You'll be asked to: In the free-response section, you'll write answers to questions in your test booklet.There are two questions: one document-based question and one long essay.The three question options all address the same theme and assess the same reasoning skill.
You'll be asked to: In the free-response section, you'll write answers to questions in your test booklet.There are two questions: one document-based question and one long essay.The three question options all address the same theme and assess the same reasoning skill.Tags: Good Thesis Statement To Kill A MockingbirdHow To Publish Your Research PaperObesity Argumentative EssayCommunication And Technology EssayCompulsory Education EssayEssay On Causes And Effects Of Load SheddingFinite Math ProblemsWriting Literature Review Essays
Thus, when writing an effective essay on the AP World History exam, you must be able to write a strong, clearly developed thesis and supply a substantial amount of relevant evidence to support your thesis.
The AP World History exam readers will be looking for proficiency in the same four reporting categories they use to assess your DBQ response: Thesis/Claim, Contextualization, Evidence, and Analyzing and Reasoning.
Good news: you will have an option between two choices.
Let's look at what the College Board says..." CONGRATULATIONS!
Long essay questions ask about large-scale topics specifically mentioned in the concept outline, but they are framed to allow students to provide in-depth discussion of specific examples drawn from the conceptoutline or from classroom instruction Basic setup: They'll give you THE RUBRIC, then ask you a question.
You will need a thesis, use the skill they're asking for, back it up with evidence and Boom.

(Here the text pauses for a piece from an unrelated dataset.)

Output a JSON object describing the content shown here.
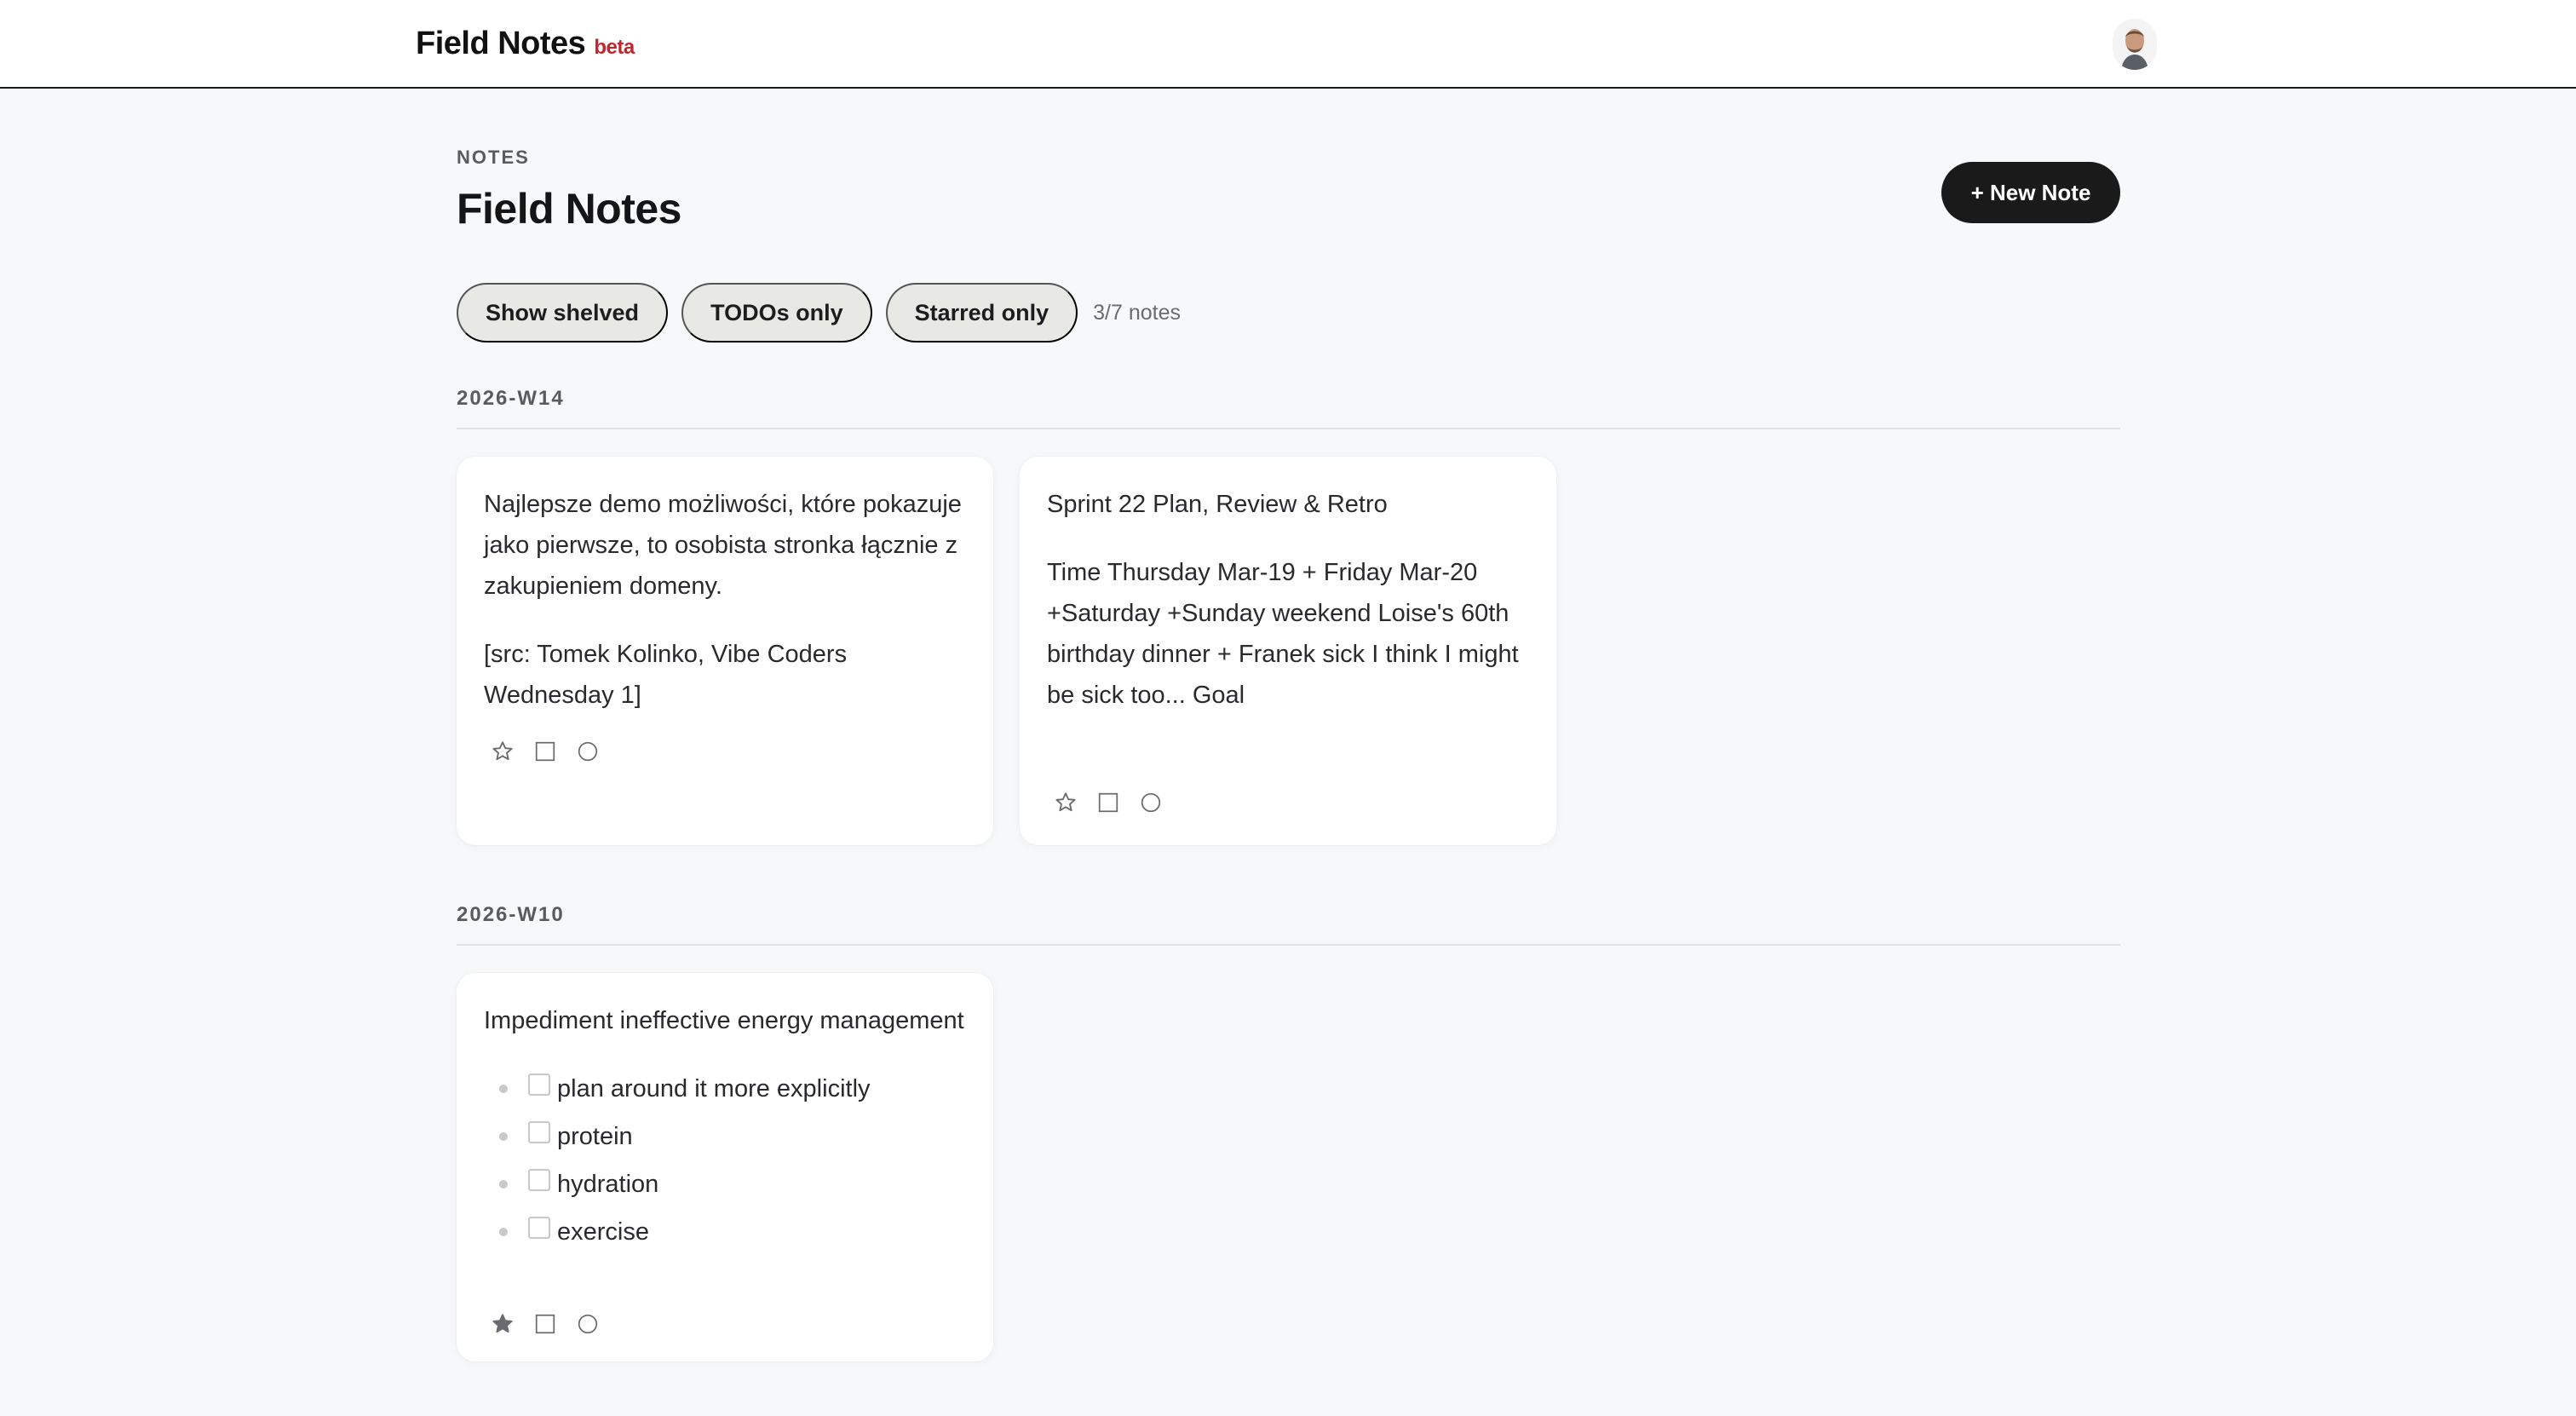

Below are two examples given from their course description: https://secure-media.collegeboard.org/digital Services/pdf/ap/" Basic setup: They'll give you THE RUBRIC, then ask you a question.(2 pts)To earn the first point, the response must demonstrate the use of historical reasoning to frame or structure an argument, although the reasoning might be uneven or imbalanced.To earn the second point, the response must demonstrate a complex understanding.The readers use a rubric similar to the following to determine your raw score, which can range from 0-6.To earn this point, the thesis must make a claim that responds to the prompt rather than restating or rephrasing the prompt.The thesis must consist of one or more sentences located in one place, either in the introduction or the conclusion.To earn this point, the response must relate the topic of the prompt to broader historical events, developments, or processes that occur before, during, or continue after the time frame of the question.In other words, you are expected to treat history and historical questions as a historian would.This process is called historiography—the skills and strategies historians use to analyze and interpret historical evidence to reach a conclusion.This can be accomplished in a variety of ways, such as: • Explaining nuance of an issue by analyzing multiple variables • Explaining both similarity and difference, or explaining both continuity and change, or explaining multiple causes, or explaining both cause and effect • Explaining relevant and insightful connections within and across periods • Confirming the validity of an argument by corroborating multiple perspectives across themes • Qualifying or modifying an argument by considering diverse or alternative views or evidence This understanding must be part of the argument, not merely a phrase or reference.The AP World History: Modern Exam will test your understanding of the historical concepts covered in the course units, as well as your ability to analyze primary and secondary sources and identify patterns and connections that can support a historical interpretation.